An acute awareness of the fluidity of reality is a quality with which novelist Lawrence Durrell is lavishly endowed. In "Livia" he shares this gift generously, and sometimes bewilderingly, with his readers.

The plot of "Livia" - such as it is - focuses on the activities of young English expatriates living in southern France during the late 1930s. These activities include a swirl of love affairs, a search for lost treasure, dubious financial dealings, much discussion of ancient herresies and midnight orgies. Notwithstanding these exciting pastimes, "Livia" is pervaded by a sense of loss, of sickness, of menace closely related to World War II and to the shady figure of Adolf Hitler, who never comes on stage but looms often in the background. He is one of many strands woven into a rich tapestry that embodies, finally, the soul of a generation.

Still, Durrell's novel is not really about the approach of war, the city of Avignon, the lost treasure of the Knights Templar or any other of its ostensible subjects. "Livia" is really about the unfortunate human tendency to love the wrong people, the wrong things.

It is also a sequel of sorts to Durrell's earlier novel, "Monsieur," and the second book of five, which he is calling a quincunx (an arrangement of five objects with four forming the corners and one in the center). It is onlya sequel "of sorts" because the two books concentrate primarily on two different groups of people who should not, strictly speaking, exist in the same time-space framework - the characters of "Monsieur" seem to be, more or less, inventions of Aubrey Blandford, who is a major character in "Livia." To make things more confusing, Blanford is a minor character in "Monsieur," but his presence is notable only at the end, when the novel proper is really completed. He is the putative author of "Monsieur," but when he discusses the manuscript of his book with a friend, the book under discussion sounds much more like "Livia" than "Monsieur."

It all gets quite complicated if you try to keep score.

In "Livia," Robin Sutcliffe, an imaginary novelist invented by Blanford, complains to his creator about the rather showy and banal suicide he had thrust upon him (apparently - there are other possibilities) in "Monsieur." Inn this as in other details, he shows in an extreme form a tendency found also in other Durrell characters-a penchant for getting away from their creator and living lives of their own.

For example, the names and a hint of several central characters from "Monsieur" can be found in "Livia": Sutcliffe and his disastrous wife Pia most prominently; Piers, Bruce and Akkad less obtrusively; and poor mad Syllvie, not by name but in a vivid description that makes her totally recognizable, when Blanford runs into her by accident. Except for Blanford and the two women he loves, characters from "Livia" have had less risk infiltrating "Monsieur," perhaps partly because they came to life in the four years since that novel was fixed in print.
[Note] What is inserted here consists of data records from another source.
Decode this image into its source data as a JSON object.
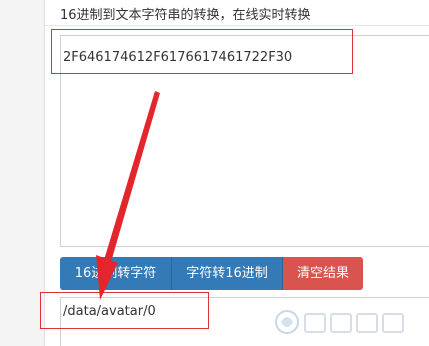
{
  "converter": {
    "title": "16进制到文本字符串的转换，在线实时转换",
    "input_value": "2F646174612F6176617461722F30",
    "output_value": "/data/avatar/0"
  },
  "buttons": {
    "hex_to_string": "16进制转字符",
    "string_to_hex": "字符转16进制",
    "clear": "清空结果"
  },
  "colors": {
    "primary": "#337ab7",
    "danger": "#d9534f",
    "annotation": "#d8343a"
  },
  "icons": {
    "watermark": "system-logo-watermark",
    "annotation": "red-arrow"
  }
}
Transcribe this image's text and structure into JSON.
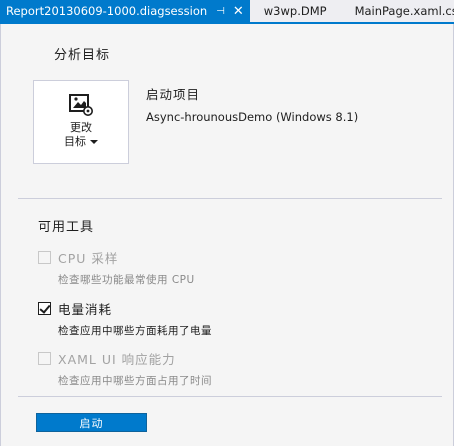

Other than the characters, the two novels have various themes in common, including an interest in Gnosticism, an preoccupation with Avignon and Egypt, morose brooding over the fate of the Knights Templar, their heresy and their still-hidden treasure-above all, a concentration on the intricate knots and subtle self-deceptions in which people become involved when they love one another. Although their separate identities are anything but absolute, either novel can be enjoyed without reference to the other. But when they are read in conjunction (perhaps regarding "Livia" as an account of the raw materials from which a novelist such as Blanford might have written a book like "Monsieur"), their mutual resonances become fascinating.

All of these intricacies would be a waste of time, of course, without content worthy of such elaborate literary artifice. But Durrell's account of how a group of young Englishmen and women work their way to self-knowledge through disastrous mistakes in the years before World War II is perceptive, funny, often very touching and presented in a prose style that is both graceful and powerful.